**DIRECTIONS FOR THIS TASK**
Nothing but a number should be given: the count of lines in the listing that include "icon".
##### THE INPUT
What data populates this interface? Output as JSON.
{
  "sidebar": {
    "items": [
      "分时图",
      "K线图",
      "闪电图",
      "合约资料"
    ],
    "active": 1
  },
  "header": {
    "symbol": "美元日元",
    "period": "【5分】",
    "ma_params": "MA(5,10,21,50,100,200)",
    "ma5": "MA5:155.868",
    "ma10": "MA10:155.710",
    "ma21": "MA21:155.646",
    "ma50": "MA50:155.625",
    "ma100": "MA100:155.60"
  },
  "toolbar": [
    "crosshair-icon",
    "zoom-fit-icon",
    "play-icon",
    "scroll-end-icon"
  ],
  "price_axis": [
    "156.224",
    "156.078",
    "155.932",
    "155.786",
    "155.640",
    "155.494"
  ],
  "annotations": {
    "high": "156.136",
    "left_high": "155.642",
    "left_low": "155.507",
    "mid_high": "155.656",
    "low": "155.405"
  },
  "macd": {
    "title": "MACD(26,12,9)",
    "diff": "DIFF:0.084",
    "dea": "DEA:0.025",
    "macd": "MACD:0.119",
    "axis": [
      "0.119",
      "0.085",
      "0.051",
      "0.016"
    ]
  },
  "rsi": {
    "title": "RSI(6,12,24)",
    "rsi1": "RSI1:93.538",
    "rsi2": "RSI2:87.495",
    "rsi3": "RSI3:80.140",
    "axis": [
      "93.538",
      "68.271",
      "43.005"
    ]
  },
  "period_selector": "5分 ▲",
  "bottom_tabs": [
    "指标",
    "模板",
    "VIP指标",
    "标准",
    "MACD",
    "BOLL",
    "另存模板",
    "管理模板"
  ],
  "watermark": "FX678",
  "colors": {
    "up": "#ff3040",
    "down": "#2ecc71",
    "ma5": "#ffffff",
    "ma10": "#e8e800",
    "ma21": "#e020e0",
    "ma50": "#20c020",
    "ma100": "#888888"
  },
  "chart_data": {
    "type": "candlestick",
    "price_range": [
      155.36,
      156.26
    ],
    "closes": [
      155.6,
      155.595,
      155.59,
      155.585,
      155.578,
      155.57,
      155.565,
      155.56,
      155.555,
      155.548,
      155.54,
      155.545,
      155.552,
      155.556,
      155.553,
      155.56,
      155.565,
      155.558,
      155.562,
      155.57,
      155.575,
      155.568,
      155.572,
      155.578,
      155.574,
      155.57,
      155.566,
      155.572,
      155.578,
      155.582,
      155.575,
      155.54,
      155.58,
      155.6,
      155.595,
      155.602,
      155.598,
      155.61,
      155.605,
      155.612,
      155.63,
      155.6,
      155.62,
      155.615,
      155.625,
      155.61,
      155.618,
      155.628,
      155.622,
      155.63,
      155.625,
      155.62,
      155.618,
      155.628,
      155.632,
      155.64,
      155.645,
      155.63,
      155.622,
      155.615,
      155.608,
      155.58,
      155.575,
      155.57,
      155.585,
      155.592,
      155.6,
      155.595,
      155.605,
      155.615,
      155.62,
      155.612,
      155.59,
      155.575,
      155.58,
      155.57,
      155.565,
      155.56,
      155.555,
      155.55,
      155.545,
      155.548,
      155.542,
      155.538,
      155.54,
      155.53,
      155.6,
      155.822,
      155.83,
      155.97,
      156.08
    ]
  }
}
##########
**ANSWER TO THIS EXERCISE**
4